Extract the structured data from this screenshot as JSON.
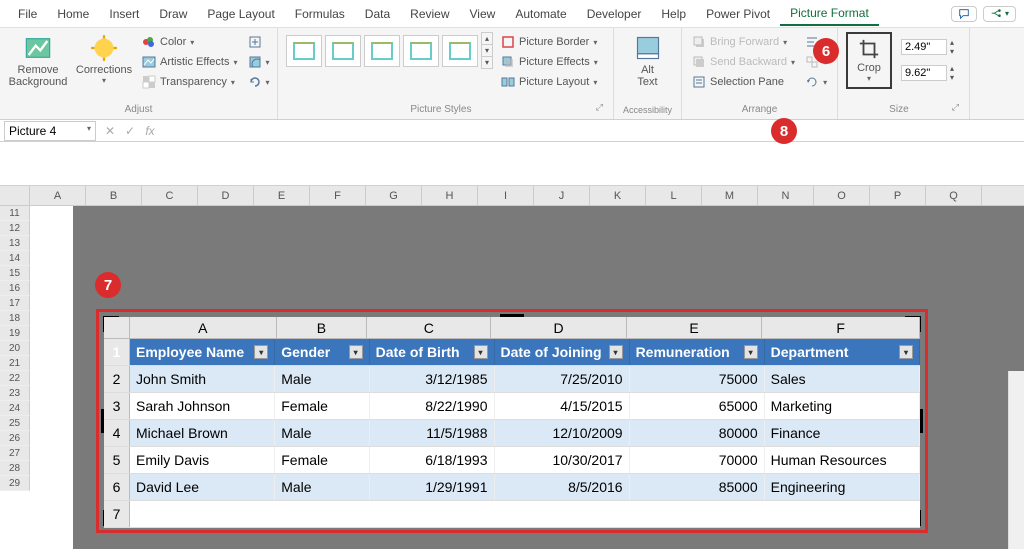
{
  "tabs": [
    "File",
    "Home",
    "Insert",
    "Draw",
    "Page Layout",
    "Formulas",
    "Data",
    "Review",
    "View",
    "Automate",
    "Developer",
    "Help",
    "Power Pivot",
    "Picture Format"
  ],
  "active_tab": "Picture Format",
  "ribbon": {
    "adjust": {
      "remove_bg": "Remove\nBackground",
      "corrections": "Corrections",
      "color": "Color",
      "artistic": "Artistic Effects",
      "transparency": "Transparency",
      "label": "Adjust"
    },
    "picture_styles": {
      "border": "Picture Border",
      "effects": "Picture Effects",
      "layout": "Picture Layout",
      "label": "Picture Styles"
    },
    "accessibility": {
      "alt_text": "Alt\nText",
      "label": "Accessibility"
    },
    "arrange": {
      "bring_forward": "Bring Forward",
      "send_backward": "Send Backward",
      "selection_pane": "Selection Pane",
      "label": "Arrange"
    },
    "crop": {
      "crop": "Crop"
    },
    "size": {
      "h": "2.49\"",
      "w": "9.62\"",
      "label": "Size"
    }
  },
  "name_box": "Picture 4",
  "outer_cols": [
    "A",
    "B",
    "C",
    "D",
    "E",
    "F",
    "G",
    "H",
    "I",
    "J",
    "K",
    "L",
    "M",
    "N",
    "O",
    "P",
    "Q"
  ],
  "outer_rows": [
    "11",
    "12",
    "13",
    "14",
    "15",
    "16",
    "17",
    "18",
    "19",
    "20",
    "21",
    "22",
    "23",
    "24",
    "25",
    "26",
    "27",
    "28",
    "29"
  ],
  "inner_cols": [
    "A",
    "B",
    "C",
    "D",
    "E",
    "F"
  ],
  "table": {
    "headers": [
      "Employee Name",
      "Gender",
      "Date of Birth",
      "Date of Joining",
      "Remuneration",
      "Department"
    ],
    "rows": [
      [
        "John Smith",
        "Male",
        "3/12/1985",
        "7/25/2010",
        "75000",
        "Sales"
      ],
      [
        "Sarah Johnson",
        "Female",
        "8/22/1990",
        "4/15/2015",
        "65000",
        "Marketing"
      ],
      [
        "Michael Brown",
        "Male",
        "11/5/1988",
        "12/10/2009",
        "80000",
        "Finance"
      ],
      [
        "Emily Davis",
        "Female",
        "6/18/1993",
        "10/30/2017",
        "70000",
        "Human Resources"
      ],
      [
        "David Lee",
        "Male",
        "1/29/1991",
        "8/5/2016",
        "85000",
        "Engineering"
      ]
    ]
  },
  "badges": {
    "b6": "6",
    "b7": "7",
    "b8": "8"
  },
  "chart_data": {
    "type": "table",
    "headers": [
      "Employee Name",
      "Gender",
      "Date of Birth",
      "Date of Joining",
      "Remuneration",
      "Department"
    ],
    "rows": [
      [
        "John Smith",
        "Male",
        "3/12/1985",
        "7/25/2010",
        75000,
        "Sales"
      ],
      [
        "Sarah Johnson",
        "Female",
        "8/22/1990",
        "4/15/2015",
        65000,
        "Marketing"
      ],
      [
        "Michael Brown",
        "Male",
        "11/5/1988",
        "12/10/2009",
        80000,
        "Finance"
      ],
      [
        "Emily Davis",
        "Female",
        "6/18/1993",
        "10/30/2017",
        70000,
        "Human Resources"
      ],
      [
        "David Lee",
        "Male",
        "1/29/1991",
        "8/5/2016",
        85000,
        "Engineering"
      ]
    ]
  }
}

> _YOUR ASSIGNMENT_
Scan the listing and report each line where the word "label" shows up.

> _SOLUTION TO THE PROBLEM_
      "label": "Adjust"
      "label": "Picture Styles"
      "label": "Accessibility"
      "label": "Arrange"
      "label": "Size"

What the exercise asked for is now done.